Android Q is (almost) here to remind us all about fragmentation

Android Q addresses one of my biggest gripes about Android when it comes to privacy: you can tell an app that it doesn't get to track your location when you're not actually using it.

We've all seen an app request access to our location and up to now, we've been able to say yes or no when asked. The new behavior in Android Q adds an "only when the app is in use" option. It's a simple change to the user experience that likely needed about a gazillion changes in the Android code to implement. I love it when I get something that I've been wanting.

I love it less when it's just a teaser that I don't really get because my phone won't see the update for a while. Yes, once again, the ugly fragmentation word gets to rear its head.

Like most of you, I don't use a Google Pixel as my phone. I have one here and it's all set up and ready to go, but it's just not the phone I like to carry around every day and do all my stuff with. I'm not going to knock it — the Pixel is a fine phone and I actually like the less is more direction Google is going with them, but I like my BlackBerry KEY2 better. But I also like knowing some app I downloaded on a whim isn't tracking where I am whenever it likes because I set it to access my location to make all its features work.

What I don't like is being forced to decide which thing I want more. That's not just whiny blogger talk here; you've probably been in the same position and know that there are changes in the way Android works, but to get them, you need to use another phone. We can go on and on about who is to blame when it takes too long to see an Android update on every phone or why it is the case, but that doesn't really help. Especially when it involves something you think is important. In fact, most of the time the fragmentation word doesn't really matter.

Think of the last time you downloaded an app from the Play Store and it didn't work because you didn't have the right version on your phone. Chances are that hasn't happened, and the apps you use work the same as they would on a phone with another version of Android.

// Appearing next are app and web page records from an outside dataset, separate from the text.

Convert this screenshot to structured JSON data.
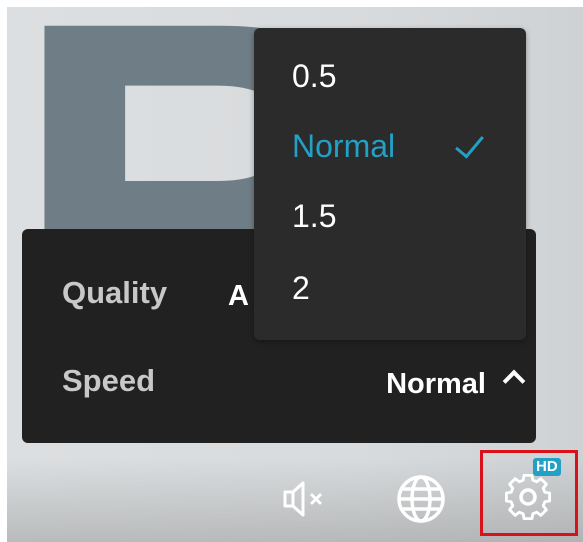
{
  "settings": {
    "quality": {
      "label": "Quality",
      "value": "A"
    },
    "speed": {
      "label": "Speed",
      "value": "Normal"
    }
  },
  "speed_menu": {
    "options": [
      "0.5",
      "Normal",
      "1.5",
      "2"
    ],
    "selected": "Normal"
  },
  "controls": {
    "mute_icon": "speaker-muted-icon",
    "language_icon": "globe-icon",
    "settings_icon": "gear-icon",
    "hd_badge": "HD"
  },
  "colors": {
    "accent": "#22a0c5",
    "panel_bg": "#212121",
    "menu_bg": "#2b2b2b",
    "highlight_border": "#d9121a"
  }
}
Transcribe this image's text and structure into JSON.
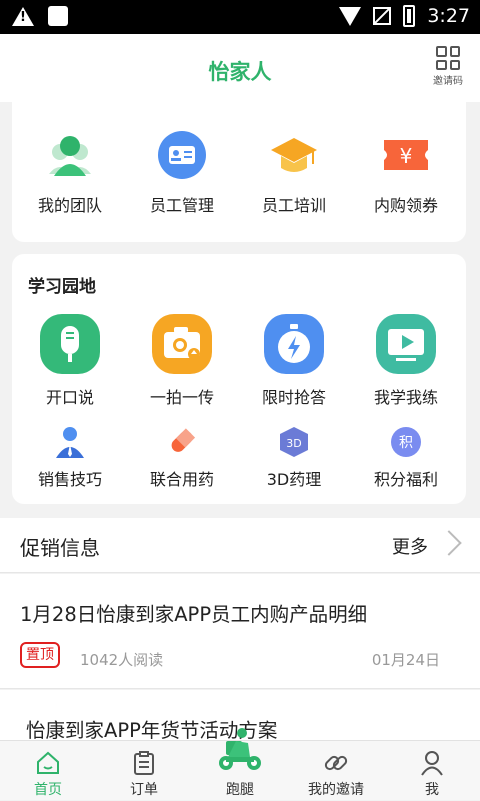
{
  "status_bar": {
    "time": "3:27",
    "icons": [
      "warning-icon",
      "square-icon",
      "wifi-icon",
      "no-signal-icon",
      "battery-charging-icon"
    ]
  },
  "header": {
    "title": "怡家人",
    "invite_label": "邀请码"
  },
  "colors": {
    "brand_green": "#2fb36b",
    "blue": "#4f8ff0",
    "orange": "#f6a623",
    "red": "#e02020"
  },
  "quick_menu": {
    "items": [
      {
        "label": "我的团队",
        "icon": "team-icon"
      },
      {
        "label": "员工管理",
        "icon": "staff-card-icon"
      },
      {
        "label": "员工培训",
        "icon": "graduation-cap-icon"
      },
      {
        "label": "内购领券",
        "icon": "coupon-icon"
      }
    ]
  },
  "study": {
    "title": "学习园地",
    "row1": [
      {
        "label": "开口说",
        "icon": "microphone-icon"
      },
      {
        "label": "一拍一传",
        "icon": "camera-upload-icon"
      },
      {
        "label": "限时抢答",
        "icon": "stopwatch-icon"
      },
      {
        "label": "我学我练",
        "icon": "video-play-icon"
      }
    ],
    "row2": [
      {
        "label": "销售技巧",
        "icon": "salesperson-icon"
      },
      {
        "label": "联合用药",
        "icon": "pill-icon"
      },
      {
        "label": "3D药理",
        "icon": "3d-cube-icon",
        "icon_text": "3D"
      },
      {
        "label": "积分福利",
        "icon": "points-icon",
        "icon_text": "积"
      }
    ]
  },
  "promo": {
    "title": "促销信息",
    "more_label": "更多"
  },
  "articles": [
    {
      "title": "1月28日怡康到家APP员工内购产品明细",
      "badge": "置顶",
      "reads": "1042人阅读",
      "date": "01月24日"
    },
    {
      "title": "怡康到家APP年货节活动方案"
    }
  ],
  "tabbar": {
    "active": 0,
    "tabs": [
      {
        "label": "首页",
        "icon": "home-icon"
      },
      {
        "label": "订单",
        "icon": "clipboard-icon"
      },
      {
        "label": "跑腿",
        "icon": "delivery-scooter-icon"
      },
      {
        "label": "我的邀请",
        "icon": "link-icon"
      },
      {
        "label": "我",
        "icon": "user-icon"
      }
    ]
  }
}
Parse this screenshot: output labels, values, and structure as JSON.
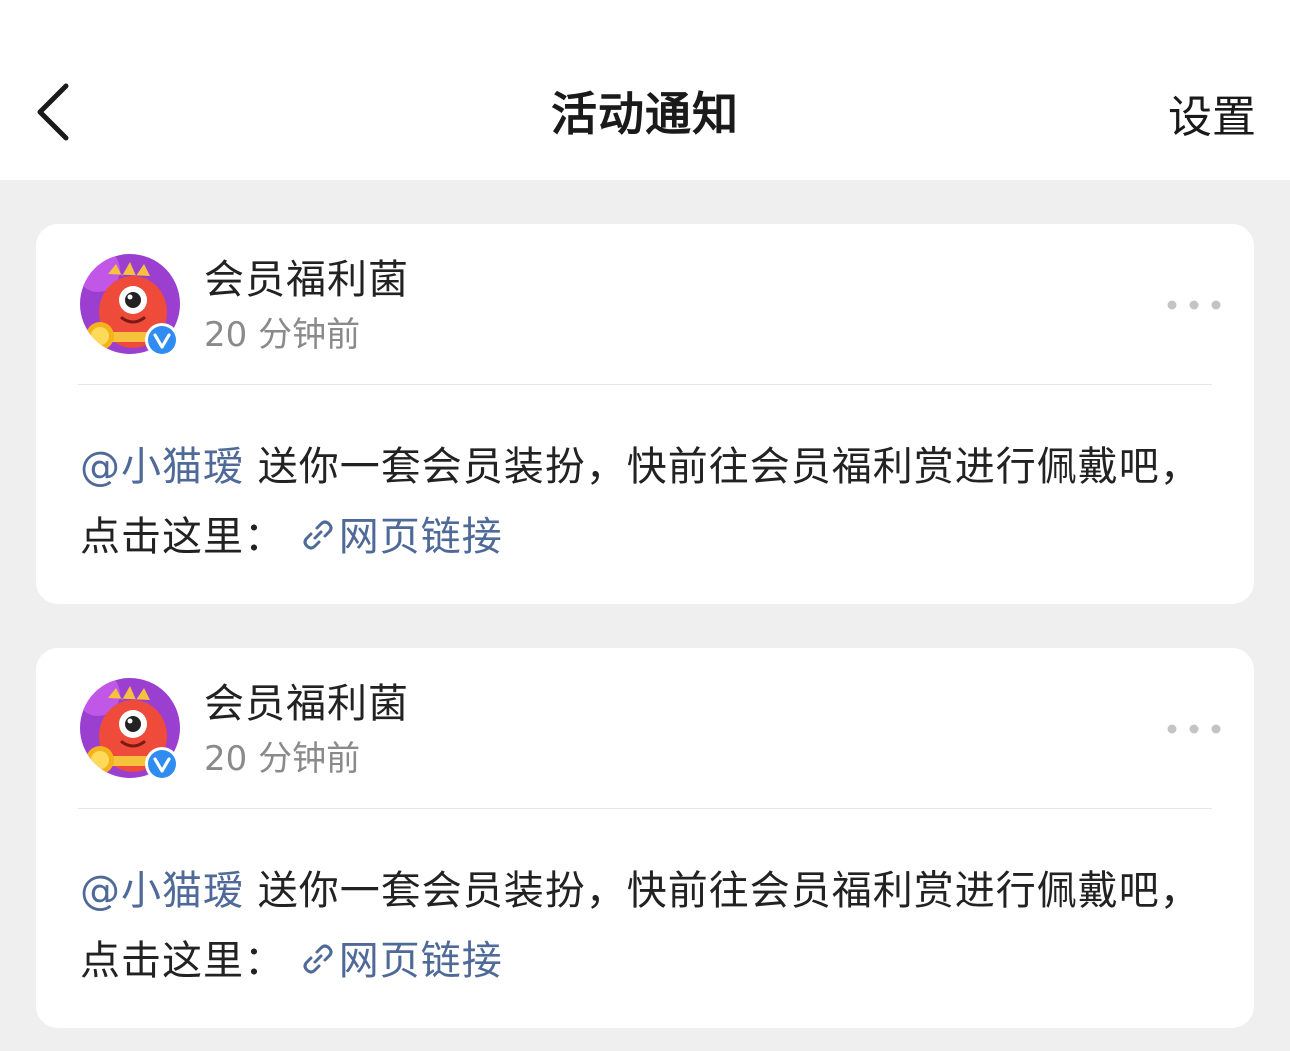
{
  "header": {
    "back_icon": "chevron-left-icon",
    "title": "活动通知",
    "settings_label": "设置"
  },
  "colors": {
    "page_background": "#efefef",
    "card_background": "#ffffff",
    "link_color": "#4f6a98",
    "secondary_text": "#8a8a8a",
    "verified_badge": "#2f8df2"
  },
  "notifications": [
    {
      "author": "会员福利菌",
      "time": "20 分钟前",
      "avatar_icon": "red-mascot-avatar-icon",
      "verified_icon": "verified-badge-icon",
      "more_icon": "more-dots-icon",
      "mention": "@小猫瑷",
      "message": " 送你一套会员装扮，快前往会员福利赏进行佩戴吧，点击这里： ",
      "link_icon": "link-icon",
      "link_text": "网页链接"
    },
    {
      "author": "会员福利菌",
      "time": "20 分钟前",
      "avatar_icon": "red-mascot-avatar-icon",
      "verified_icon": "verified-badge-icon",
      "more_icon": "more-dots-icon",
      "mention": "@小猫瑷",
      "message": " 送你一套会员装扮，快前往会员福利赏进行佩戴吧，点击这里： ",
      "link_icon": "link-icon",
      "link_text": "网页链接"
    }
  ]
}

Things are the same when it comes to app security; Google has taken the steps needed to make sure apps aren't misbehaving through Google Play Protect, which monitors the apps on your phone independently of the operating system.

Most times fragmentation is only a word used to get your clicks. Not always, though.

Sometimes, though, as is the case with the new location permissions in Android Q or the then-new encryption options in Android Marshmallow, you just need the latest version to have essential protections to your privacy or new features you think are a must. And if those changes and features are important enough, you might think about switching phones for them. I know I am right now, and even though there is nothing we can do about it, no easy way for Google or Samsung or whoever to fix it, and we've been getting along just fine without it for a while, it still can be frustrating.

You'll be reading a lot about Android Q and what it has to offer compared to older versions. Unless you use a Pixel phone, you'll also be wondering when you get to see these features and changes, and might get a little frustrated at Google or the company who made your phone. Remember, you're not alone. In fact, you're in the huge majority here — it's going to be about a year until most other phones can have any of this stuff. Don't let it rub you the wrong way, and I'm going to try and do the same.

Jerry Hildenbrand
Senior Editor — Google Ecosystem

Jerry is an amateur woodworker and struggling shade tree mechanic. There's nothing he can't take apart, but many things he can't reassemble. You'll find him writing and speaking his loud opinion on Android Central and occasionally on Twitter.